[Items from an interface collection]
───
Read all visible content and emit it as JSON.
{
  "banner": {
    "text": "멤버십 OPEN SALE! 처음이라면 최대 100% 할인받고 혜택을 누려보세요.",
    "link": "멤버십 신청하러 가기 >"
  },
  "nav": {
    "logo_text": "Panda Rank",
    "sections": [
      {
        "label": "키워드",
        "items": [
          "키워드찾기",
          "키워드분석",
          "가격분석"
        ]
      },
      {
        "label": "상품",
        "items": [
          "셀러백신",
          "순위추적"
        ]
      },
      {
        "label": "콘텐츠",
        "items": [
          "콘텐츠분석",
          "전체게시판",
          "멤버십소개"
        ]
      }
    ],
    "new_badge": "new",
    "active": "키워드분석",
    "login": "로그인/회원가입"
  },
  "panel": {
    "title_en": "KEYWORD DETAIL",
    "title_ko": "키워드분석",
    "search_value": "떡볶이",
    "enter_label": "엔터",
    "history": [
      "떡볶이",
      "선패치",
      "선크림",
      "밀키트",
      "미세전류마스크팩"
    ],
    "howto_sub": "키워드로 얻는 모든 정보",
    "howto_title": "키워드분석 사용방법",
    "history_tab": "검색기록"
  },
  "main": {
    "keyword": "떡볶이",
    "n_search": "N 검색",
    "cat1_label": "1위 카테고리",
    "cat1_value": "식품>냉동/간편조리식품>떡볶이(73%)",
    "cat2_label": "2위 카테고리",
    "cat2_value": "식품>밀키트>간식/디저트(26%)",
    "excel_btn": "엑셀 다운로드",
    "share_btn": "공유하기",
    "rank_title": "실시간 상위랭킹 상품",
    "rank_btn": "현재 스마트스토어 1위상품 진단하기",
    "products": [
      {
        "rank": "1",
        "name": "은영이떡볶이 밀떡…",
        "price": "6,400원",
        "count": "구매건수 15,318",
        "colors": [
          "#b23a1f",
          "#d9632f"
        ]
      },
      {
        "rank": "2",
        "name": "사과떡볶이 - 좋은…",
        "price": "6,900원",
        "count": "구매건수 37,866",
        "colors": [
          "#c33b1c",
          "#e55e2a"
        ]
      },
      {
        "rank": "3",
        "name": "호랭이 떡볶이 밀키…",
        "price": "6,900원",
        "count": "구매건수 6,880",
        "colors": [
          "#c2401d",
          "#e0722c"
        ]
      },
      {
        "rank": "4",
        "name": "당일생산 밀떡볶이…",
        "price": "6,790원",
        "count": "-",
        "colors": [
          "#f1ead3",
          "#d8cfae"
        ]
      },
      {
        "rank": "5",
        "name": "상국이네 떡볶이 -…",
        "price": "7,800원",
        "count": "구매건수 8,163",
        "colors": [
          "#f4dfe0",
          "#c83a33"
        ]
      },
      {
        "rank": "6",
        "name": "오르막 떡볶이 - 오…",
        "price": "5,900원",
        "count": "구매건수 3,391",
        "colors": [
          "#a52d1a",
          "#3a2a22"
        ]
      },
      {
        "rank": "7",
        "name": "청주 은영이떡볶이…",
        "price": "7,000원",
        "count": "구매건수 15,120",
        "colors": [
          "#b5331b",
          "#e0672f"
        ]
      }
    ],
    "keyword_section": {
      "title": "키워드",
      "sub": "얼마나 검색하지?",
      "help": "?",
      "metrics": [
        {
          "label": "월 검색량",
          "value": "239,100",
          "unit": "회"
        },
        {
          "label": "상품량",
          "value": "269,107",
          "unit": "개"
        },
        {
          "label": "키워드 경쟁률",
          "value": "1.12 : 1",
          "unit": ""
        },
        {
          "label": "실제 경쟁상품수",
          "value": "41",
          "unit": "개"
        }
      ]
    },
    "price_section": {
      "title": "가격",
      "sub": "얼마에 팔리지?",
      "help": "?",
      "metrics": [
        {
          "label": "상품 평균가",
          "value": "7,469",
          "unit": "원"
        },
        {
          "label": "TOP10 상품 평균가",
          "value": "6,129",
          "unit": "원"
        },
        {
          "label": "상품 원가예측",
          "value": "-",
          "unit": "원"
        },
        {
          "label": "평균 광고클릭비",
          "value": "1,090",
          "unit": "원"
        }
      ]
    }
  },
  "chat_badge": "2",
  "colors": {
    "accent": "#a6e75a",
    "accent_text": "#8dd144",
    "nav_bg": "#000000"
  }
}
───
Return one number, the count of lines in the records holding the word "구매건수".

6